▸ Material for this task:
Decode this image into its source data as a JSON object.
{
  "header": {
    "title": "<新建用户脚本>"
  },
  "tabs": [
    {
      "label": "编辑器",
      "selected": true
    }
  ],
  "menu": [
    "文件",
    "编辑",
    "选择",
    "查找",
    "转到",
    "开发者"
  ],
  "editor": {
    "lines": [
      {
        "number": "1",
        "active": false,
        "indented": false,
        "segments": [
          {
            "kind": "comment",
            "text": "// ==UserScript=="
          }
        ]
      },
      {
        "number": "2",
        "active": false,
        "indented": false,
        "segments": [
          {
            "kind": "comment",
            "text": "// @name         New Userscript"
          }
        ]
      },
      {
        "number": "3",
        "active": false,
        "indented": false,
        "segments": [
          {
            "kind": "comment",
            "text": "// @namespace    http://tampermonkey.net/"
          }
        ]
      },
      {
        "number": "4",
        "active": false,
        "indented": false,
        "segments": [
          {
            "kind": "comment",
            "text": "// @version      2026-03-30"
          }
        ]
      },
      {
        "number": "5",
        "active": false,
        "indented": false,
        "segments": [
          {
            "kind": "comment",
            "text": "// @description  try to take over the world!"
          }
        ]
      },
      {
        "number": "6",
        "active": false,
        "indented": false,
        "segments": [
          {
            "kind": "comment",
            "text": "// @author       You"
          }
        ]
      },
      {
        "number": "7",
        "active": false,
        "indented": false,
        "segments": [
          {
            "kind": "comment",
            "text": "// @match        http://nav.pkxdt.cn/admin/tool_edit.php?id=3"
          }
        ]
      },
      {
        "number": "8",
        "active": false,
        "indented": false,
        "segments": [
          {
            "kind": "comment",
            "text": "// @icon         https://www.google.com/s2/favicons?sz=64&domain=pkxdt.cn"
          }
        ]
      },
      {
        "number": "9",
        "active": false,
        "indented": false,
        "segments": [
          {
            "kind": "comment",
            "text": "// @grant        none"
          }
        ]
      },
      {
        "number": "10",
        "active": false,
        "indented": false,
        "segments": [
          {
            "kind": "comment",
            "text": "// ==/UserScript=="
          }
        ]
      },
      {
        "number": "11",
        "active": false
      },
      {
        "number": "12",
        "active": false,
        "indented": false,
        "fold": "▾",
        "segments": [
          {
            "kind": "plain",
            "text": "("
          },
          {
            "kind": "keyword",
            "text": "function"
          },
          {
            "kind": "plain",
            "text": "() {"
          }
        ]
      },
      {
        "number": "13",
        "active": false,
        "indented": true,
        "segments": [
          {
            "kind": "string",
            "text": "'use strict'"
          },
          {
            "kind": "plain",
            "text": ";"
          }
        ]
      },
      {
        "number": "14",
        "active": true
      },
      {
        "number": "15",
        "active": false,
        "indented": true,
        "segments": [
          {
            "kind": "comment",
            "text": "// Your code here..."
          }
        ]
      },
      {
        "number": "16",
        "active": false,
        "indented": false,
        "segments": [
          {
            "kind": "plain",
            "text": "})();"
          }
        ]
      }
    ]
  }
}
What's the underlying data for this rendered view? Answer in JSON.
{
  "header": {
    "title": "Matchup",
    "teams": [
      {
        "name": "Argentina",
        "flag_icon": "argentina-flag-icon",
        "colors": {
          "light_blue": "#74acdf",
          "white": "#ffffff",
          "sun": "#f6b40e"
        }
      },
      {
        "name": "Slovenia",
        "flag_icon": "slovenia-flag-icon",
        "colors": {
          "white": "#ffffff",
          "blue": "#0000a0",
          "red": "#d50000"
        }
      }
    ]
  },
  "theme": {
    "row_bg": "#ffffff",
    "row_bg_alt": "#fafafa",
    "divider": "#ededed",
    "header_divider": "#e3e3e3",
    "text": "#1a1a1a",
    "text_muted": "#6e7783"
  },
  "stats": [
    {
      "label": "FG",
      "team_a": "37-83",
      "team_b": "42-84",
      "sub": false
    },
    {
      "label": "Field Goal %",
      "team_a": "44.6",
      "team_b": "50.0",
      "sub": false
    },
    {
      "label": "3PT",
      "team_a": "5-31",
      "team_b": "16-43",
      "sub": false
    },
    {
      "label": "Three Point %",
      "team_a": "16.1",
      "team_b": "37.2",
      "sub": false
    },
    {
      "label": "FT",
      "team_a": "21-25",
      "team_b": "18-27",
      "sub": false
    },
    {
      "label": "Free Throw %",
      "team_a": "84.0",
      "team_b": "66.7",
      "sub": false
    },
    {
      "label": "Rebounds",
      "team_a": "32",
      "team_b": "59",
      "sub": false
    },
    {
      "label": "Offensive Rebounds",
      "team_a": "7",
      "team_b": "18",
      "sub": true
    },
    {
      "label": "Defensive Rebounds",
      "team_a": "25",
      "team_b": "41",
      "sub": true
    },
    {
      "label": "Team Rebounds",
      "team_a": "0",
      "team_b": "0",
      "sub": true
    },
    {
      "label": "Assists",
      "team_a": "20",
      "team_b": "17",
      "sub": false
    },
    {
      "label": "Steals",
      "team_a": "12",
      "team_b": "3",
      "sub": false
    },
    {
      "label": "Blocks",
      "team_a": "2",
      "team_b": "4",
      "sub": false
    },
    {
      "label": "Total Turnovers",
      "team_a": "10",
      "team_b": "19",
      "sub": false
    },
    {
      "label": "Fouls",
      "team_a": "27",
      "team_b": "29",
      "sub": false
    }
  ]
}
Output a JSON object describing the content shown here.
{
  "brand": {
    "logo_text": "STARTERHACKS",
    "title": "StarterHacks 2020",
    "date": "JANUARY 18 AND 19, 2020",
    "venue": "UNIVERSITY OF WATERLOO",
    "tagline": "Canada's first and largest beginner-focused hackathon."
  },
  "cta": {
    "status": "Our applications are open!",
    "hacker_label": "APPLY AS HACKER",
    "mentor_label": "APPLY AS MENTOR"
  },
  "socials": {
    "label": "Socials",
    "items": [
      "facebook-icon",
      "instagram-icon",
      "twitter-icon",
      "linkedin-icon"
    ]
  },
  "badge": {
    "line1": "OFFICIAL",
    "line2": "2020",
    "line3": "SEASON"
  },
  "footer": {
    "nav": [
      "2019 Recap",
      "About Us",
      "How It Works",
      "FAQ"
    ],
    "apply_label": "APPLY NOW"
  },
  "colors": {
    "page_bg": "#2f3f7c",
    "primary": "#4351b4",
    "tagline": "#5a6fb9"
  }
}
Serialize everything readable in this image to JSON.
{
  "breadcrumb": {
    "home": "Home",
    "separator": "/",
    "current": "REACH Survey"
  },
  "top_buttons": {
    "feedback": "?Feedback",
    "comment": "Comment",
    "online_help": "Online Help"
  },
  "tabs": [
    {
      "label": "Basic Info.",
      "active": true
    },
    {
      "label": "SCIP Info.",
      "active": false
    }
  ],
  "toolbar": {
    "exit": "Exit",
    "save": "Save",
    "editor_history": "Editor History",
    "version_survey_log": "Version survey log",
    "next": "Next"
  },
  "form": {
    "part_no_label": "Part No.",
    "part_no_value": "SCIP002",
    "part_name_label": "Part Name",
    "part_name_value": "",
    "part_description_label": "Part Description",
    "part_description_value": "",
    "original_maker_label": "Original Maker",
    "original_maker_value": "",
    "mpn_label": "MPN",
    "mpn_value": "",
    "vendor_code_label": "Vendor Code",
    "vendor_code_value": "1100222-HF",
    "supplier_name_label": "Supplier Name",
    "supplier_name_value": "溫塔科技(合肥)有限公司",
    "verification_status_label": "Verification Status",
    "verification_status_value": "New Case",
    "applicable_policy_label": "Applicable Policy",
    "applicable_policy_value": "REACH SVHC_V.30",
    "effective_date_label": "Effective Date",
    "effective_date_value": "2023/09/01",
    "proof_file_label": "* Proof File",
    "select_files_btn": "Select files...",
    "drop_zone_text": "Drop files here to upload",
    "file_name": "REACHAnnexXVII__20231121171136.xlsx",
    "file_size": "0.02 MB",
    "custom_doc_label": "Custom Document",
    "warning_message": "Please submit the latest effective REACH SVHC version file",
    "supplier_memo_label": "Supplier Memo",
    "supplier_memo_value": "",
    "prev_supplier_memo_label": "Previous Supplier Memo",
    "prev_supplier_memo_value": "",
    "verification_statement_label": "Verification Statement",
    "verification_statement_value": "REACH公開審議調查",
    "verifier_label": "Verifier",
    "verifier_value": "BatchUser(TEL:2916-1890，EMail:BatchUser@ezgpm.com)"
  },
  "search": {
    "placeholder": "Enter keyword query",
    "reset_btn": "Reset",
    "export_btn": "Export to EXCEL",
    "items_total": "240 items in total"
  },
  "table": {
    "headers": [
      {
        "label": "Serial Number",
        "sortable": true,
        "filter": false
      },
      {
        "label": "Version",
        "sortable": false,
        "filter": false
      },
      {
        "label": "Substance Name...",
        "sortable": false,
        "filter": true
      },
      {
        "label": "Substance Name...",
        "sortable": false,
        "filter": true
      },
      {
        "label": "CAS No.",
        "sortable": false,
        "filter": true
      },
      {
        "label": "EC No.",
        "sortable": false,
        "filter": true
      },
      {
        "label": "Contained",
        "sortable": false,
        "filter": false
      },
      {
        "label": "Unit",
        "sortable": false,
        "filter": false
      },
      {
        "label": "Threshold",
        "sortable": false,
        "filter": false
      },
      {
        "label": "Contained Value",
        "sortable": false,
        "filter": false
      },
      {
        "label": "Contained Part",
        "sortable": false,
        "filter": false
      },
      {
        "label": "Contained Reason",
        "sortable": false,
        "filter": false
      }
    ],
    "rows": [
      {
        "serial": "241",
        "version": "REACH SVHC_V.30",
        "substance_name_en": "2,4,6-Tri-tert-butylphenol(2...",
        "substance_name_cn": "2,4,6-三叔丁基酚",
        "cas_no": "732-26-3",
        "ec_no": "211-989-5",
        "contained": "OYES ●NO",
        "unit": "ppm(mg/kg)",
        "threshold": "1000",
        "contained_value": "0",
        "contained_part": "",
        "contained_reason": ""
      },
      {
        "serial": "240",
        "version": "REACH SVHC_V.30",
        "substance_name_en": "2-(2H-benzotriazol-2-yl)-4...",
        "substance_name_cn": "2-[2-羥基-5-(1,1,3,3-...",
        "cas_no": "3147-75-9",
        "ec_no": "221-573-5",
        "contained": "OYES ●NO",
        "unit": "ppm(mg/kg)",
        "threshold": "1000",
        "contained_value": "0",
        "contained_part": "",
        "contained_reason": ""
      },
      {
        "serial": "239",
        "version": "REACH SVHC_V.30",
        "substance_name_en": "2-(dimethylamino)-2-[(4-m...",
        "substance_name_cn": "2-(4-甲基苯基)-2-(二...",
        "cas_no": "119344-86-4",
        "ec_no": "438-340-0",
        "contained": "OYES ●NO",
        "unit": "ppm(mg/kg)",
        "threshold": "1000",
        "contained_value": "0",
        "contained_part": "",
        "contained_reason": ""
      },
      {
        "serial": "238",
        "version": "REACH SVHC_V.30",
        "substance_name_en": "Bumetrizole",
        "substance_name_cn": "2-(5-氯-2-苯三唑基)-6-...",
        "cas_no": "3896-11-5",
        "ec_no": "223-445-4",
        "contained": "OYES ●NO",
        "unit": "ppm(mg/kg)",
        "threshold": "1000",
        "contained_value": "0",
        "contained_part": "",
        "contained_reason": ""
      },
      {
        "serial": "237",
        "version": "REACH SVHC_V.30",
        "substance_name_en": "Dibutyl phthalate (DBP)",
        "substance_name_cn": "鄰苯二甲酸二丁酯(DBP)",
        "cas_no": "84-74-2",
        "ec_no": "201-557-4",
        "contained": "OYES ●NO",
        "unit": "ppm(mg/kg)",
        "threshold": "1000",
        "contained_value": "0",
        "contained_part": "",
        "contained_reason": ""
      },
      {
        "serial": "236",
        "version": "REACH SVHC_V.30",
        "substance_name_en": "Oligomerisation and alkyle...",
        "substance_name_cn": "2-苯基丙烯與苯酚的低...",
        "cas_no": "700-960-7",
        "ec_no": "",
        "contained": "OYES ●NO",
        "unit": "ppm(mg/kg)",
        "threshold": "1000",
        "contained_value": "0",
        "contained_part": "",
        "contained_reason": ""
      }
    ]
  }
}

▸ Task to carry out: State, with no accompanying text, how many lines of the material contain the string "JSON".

▸ Output: 4